Purpose of Review: Sex differences in the epidemiology and clinical presentation of trauma-related psychopathology have long been documented. Multiple underlying mechanisms have been examined, both psychosocial and biological. Among the most promising biological mechanisms are neural substrates of trauma-related psychopathology that have been uncovered in recent years. Recent Findings: Neuroimaging studies of sex-related heterogeneity published over the past 3 years (2014–2017) demonstrate an interaction between sex and type, timing, and load of trauma exposure. These studies suggest that, for males, early trauma exposure may involve a loss of gray matter in the limbic system, including the prefrontal cortex (PFC), amygdala, and hippocampus, and an over-activity and increased connectivity of salience hubs, and particularly dorsal anterior cingulate cortex (dACC). For females, however, early trauma exposure may involve overactive and possibly an enlarged amygdala, as well as decreased connectivity of salience hubs such as the dACC. Underlying mechanisms may include interaction with several endocrine systems and result in differential neural response to naturally occurring and added endocrine ligands, as well as sex-specific genetic and epigenetic risk and resilience factors. This complex interaction between multiple biological systems may be associated with sex-specific behavioral patterns, in turn associated with trauma-related psychopathology. Summary: While substantial number of published studies present preliminary evidence for neural mechanisms of sex-specific posttraumatic responses, there is a paucity of research directly designed to examine sex as a biological factor in trauma-related psychopathology. Specific foci for future studies aiming to bridge current gaps in the literature are discussed.

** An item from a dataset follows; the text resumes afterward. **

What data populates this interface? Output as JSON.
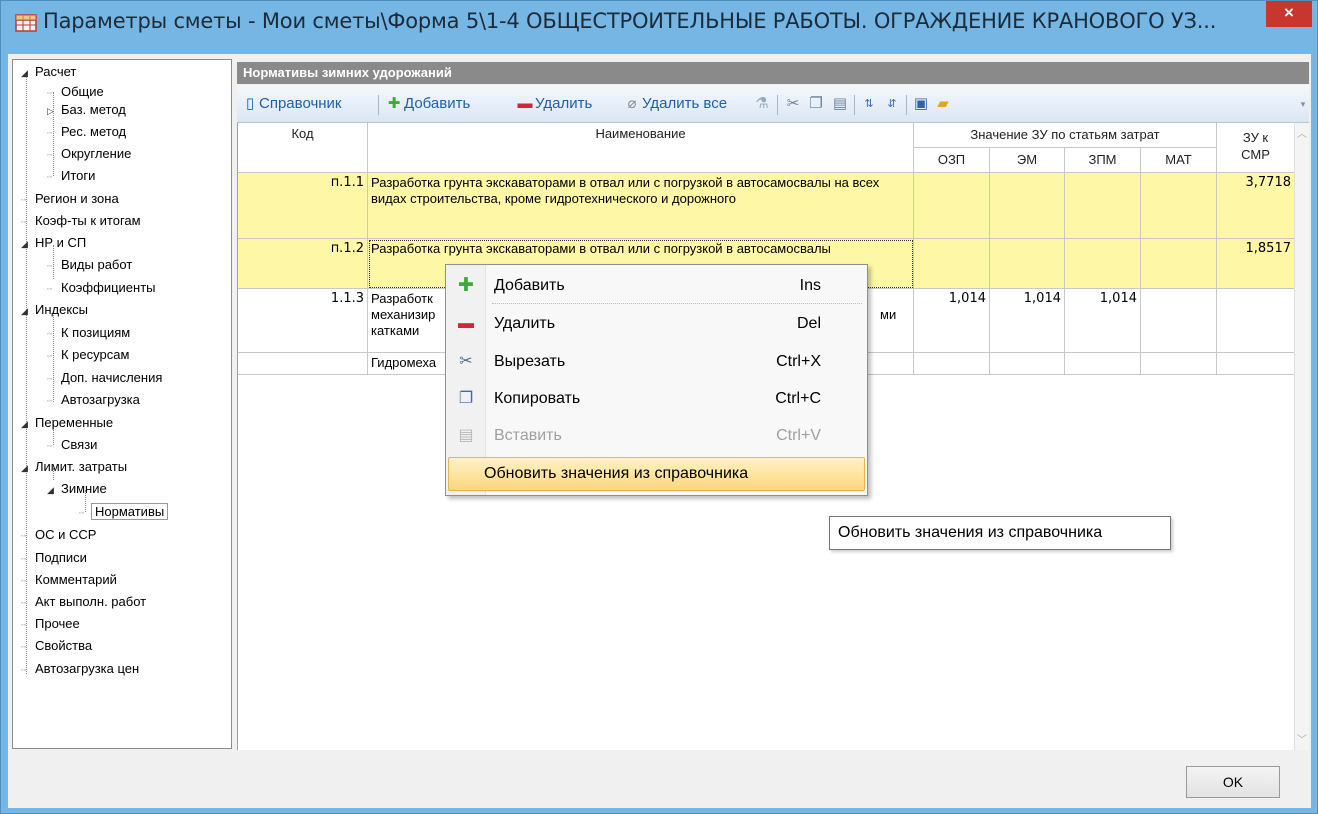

Bibliographical noteFunding Information:
Conflict of Interest Xi Zhu and Catherine Monk each declare no potential conflicts of interest. Liat Helpman’s work on this manuscript was funded by NIMH T32 MH096724 fellowship. Benjamin Suarez-Jimenez’s work on this manuscript was funded by NIMH T32 MH015144 fellowship. Amit Lazarov’s work on this manuscript was funded by NIMH T32 MH020004 fellowship. Yuval Neria reports partial support for this manuscript was supported by NIMH grants R01MH072833 and R01MH105355.
© 2017, Springer Science+Business Media, LLC.
- Gender medicine
- Sex as a biological variable
- Traumatic stress
- Women’s mental health
ASJC Scopus subject areas
- Psychiatry and Mental health